Date Added: April 16, 2012
Steps: 24
Favorited: 10 (view)
Views: 0 in last hour, 0 in last day, 3 in last week, 43843 total
Comments: 0
Tags: draw famous people, draw characters, draw people, how to draw real people, how to draw people, draw tron characters, how to draw celebrities
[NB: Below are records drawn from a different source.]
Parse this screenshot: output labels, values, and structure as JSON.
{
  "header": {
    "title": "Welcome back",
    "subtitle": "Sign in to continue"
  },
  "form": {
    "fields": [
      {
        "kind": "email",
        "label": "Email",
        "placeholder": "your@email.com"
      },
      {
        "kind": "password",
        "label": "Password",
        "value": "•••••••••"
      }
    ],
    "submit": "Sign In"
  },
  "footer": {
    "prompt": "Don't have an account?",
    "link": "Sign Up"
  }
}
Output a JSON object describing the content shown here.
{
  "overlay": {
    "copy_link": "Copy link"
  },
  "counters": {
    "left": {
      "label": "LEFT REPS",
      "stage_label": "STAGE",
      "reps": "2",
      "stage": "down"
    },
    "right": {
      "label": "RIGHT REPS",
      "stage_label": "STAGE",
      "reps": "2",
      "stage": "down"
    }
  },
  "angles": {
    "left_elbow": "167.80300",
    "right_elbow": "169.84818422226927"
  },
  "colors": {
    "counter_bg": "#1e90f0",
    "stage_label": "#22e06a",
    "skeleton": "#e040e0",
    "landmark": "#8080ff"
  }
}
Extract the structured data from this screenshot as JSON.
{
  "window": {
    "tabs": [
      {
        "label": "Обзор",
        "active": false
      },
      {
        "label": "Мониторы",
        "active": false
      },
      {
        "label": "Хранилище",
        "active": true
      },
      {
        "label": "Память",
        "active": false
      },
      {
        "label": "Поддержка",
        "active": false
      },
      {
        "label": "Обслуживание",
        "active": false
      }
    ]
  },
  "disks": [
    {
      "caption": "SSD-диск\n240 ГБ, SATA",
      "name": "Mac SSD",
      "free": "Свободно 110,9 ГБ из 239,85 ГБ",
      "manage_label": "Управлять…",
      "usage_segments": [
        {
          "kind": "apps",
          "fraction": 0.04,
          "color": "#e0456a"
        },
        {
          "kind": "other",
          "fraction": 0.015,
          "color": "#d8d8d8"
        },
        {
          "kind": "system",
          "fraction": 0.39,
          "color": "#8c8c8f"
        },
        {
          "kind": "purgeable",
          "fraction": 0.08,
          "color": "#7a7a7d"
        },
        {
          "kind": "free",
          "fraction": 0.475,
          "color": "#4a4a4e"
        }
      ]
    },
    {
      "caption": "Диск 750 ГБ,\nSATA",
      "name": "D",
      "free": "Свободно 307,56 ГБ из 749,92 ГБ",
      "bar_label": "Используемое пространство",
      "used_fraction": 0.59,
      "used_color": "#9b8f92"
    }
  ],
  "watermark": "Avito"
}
Description: I've got two treats for you all because everyone has been so kind. Dawn, that includes you too! There are tips on how to draw the "Tron" Olivia (actress & model) as Quorra in "Tron: Legacy." My traditional pencil/pastel tutorial is presented along with some help on applying color pastels. I actually did two separate art pieces. A portrait-sized color picture of Olivia as Quorra (about 11 by 14 inches) and my usual pencil/pastel (about 8-1/2 by 11 inches). Yeah, drawing and painting does take time. But for you all it's worth it! Back to Olivia. She's played in quite a few movies and TV projects. You may know her from the movie "Cowboys & Aliens," the TV shows "The O.C." and "Skin," to name a few. I just want you to have fun. Let me know what you experienced by commenting, faving and showing your love. Much love to you all. I cannot wait to hear from you.